Damage from leaf miners has been observed on the leaf blades, and parasitic wasps that eat leaf miners have also been observed on this plant, but we have not yet found any description or identification of leaf-mining species recorded consuming this species.


This species is uncommonly used as a landscaping plant, where it is valued for its ability to be grown in with other perennials, and its ability to remain upright even without being supported by other vegetation. It is more demanding of consistent moisture than most grasses, even relative to other grasses that occur in wetlands.

This grass can also be used in ecological restoration of riparian and other bottomland areas, where it is effective for erosion control and often competes favorably against invasive forbs. It can establish even in areas with heavy deer browsing, although it often establishes slowly. It is one of many species recommended as a replacement for reed canary grass (Phalaris arundinacea), which can become invasive, as well as for Japanese stiltgrass (Microstegium vimineum).

It can also be used in partly-shaded stormwater retention ponds.

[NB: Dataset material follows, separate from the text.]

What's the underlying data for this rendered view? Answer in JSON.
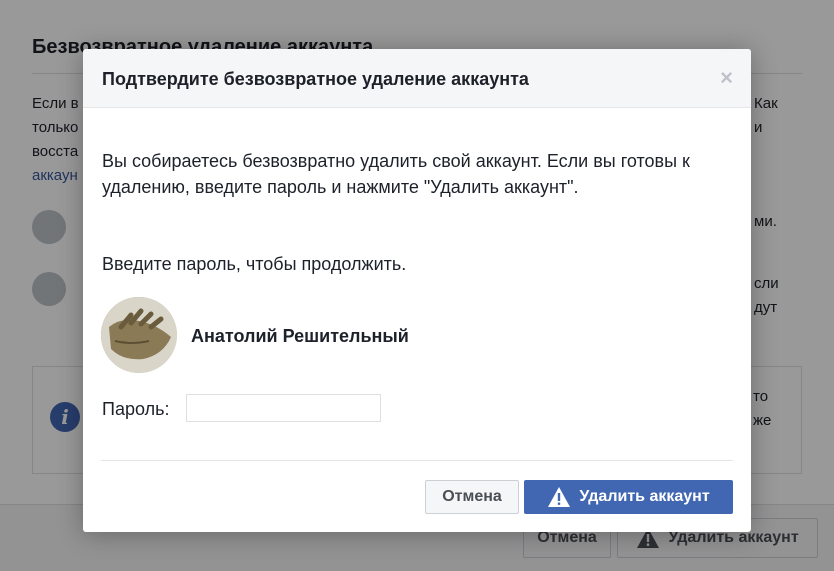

There are two other Cinna species native to North America; the rare and endangered Bolander's woodreed (Cinna bolanderi) does not overlap with this species in range, but the drooping woodreed (Cinna latifolia) overlaps in the north of this species' range, with a larger area of overlap in the northeast than in the upper Midwest.

Although there are at least four other genera in the Cinninae tribe globally, none of these other genera occur anywhere in North America. The broader Supersubtribe Poodinae contains numerous other grasses including both ones native and introduced in North America.


We recommend avoiding the common name "stout wood reed" because this plant is not particularly stout; it has a slender, upright growth habit and has among the more slender stems and horizontally-contained growth habits of other vegetation as tall as it. The term "sweet wood reed" is not particularly descriptive but we have chosen it as the less-misleading of the two terms that are widely used.

Cinna arundinacea (Stout Wood Reed) | Illinois Wildflowers (About This Site)

Cinna arundinacea (sweet woodreed) | USDA PLANTS Database (About This Site)

Cinna arundinacea | Go Botany (About This Site)

Cinna arundinacea (Wood Reed Grass) | Missouri Botanical Garden Plant Finder (About This Site)

Cinna arundinacea | Biota of North America Project (BONAP) (About This Site)

Cinna arundinacea | NatureServe Explorer (About This Site)

Cinna arundinacea | Flora of North America (About This Site)

Sweet Woodreed | Maryland Biodiversity Project (About This Site)

Cinna arundinacea L. (Common Wood Reedgrass, Sweet Wood Reed-grass) | Digital Atlas of the Virginia Flora (About This Site)

Photo gallery

Photo © Matt Schultz, Public Domain.
Photo © Ryan Sorrells, CC BY 4.0.
Photo © Bonnie Semmling, CC BY 4.0.
Photo © Alex Zorach, CC BY 4.0.